## To do
Among the entries below, please show each line that carries the word "icon".

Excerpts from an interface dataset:
-- Opening Marker --

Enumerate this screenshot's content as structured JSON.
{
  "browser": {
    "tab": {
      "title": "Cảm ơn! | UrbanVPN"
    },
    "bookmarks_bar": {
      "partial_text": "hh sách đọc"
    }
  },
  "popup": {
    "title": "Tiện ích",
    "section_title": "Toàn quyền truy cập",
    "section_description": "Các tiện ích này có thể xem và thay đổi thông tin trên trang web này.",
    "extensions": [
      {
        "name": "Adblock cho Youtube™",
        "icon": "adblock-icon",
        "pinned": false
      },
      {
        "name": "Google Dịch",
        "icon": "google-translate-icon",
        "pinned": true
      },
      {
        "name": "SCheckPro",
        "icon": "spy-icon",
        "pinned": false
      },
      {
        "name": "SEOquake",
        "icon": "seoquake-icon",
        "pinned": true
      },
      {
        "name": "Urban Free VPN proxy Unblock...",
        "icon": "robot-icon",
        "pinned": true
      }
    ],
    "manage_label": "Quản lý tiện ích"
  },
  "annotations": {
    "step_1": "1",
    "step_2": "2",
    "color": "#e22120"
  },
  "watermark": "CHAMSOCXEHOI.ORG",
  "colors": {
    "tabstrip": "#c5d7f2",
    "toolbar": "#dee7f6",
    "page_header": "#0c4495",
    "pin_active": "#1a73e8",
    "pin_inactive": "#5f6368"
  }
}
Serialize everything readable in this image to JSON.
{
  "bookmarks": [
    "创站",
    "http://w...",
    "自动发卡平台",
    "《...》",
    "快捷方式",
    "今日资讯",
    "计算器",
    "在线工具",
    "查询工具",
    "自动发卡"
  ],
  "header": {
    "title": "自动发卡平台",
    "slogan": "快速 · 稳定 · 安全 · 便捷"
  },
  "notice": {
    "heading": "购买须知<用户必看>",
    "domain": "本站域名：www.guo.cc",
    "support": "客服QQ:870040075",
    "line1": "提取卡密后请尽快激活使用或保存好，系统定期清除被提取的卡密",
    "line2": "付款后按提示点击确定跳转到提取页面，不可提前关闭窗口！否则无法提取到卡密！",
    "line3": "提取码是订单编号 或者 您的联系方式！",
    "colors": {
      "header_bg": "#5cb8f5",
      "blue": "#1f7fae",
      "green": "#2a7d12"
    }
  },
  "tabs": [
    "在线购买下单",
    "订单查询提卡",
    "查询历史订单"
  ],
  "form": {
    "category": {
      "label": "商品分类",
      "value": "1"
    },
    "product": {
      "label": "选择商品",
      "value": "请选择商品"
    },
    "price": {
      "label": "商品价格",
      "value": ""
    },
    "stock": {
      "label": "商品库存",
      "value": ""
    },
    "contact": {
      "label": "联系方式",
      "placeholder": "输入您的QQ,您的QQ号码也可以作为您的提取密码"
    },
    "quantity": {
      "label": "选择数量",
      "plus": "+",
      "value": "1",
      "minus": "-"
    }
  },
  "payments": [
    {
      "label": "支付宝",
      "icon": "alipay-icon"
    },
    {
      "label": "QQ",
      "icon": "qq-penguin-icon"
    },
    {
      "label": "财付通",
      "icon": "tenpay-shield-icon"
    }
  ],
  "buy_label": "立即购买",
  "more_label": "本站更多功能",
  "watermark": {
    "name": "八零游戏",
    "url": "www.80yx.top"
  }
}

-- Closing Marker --

## Task output
        "icon": "adblock-icon",
        "icon": "google-translate-icon",
        "icon": "spy-icon",
        "icon": "seoquake-icon",
        "icon": "robot-icon",
      "icon": "alipay-icon"
      "icon": "qq-penguin-icon"
      "icon": "tenpay-shield-icon"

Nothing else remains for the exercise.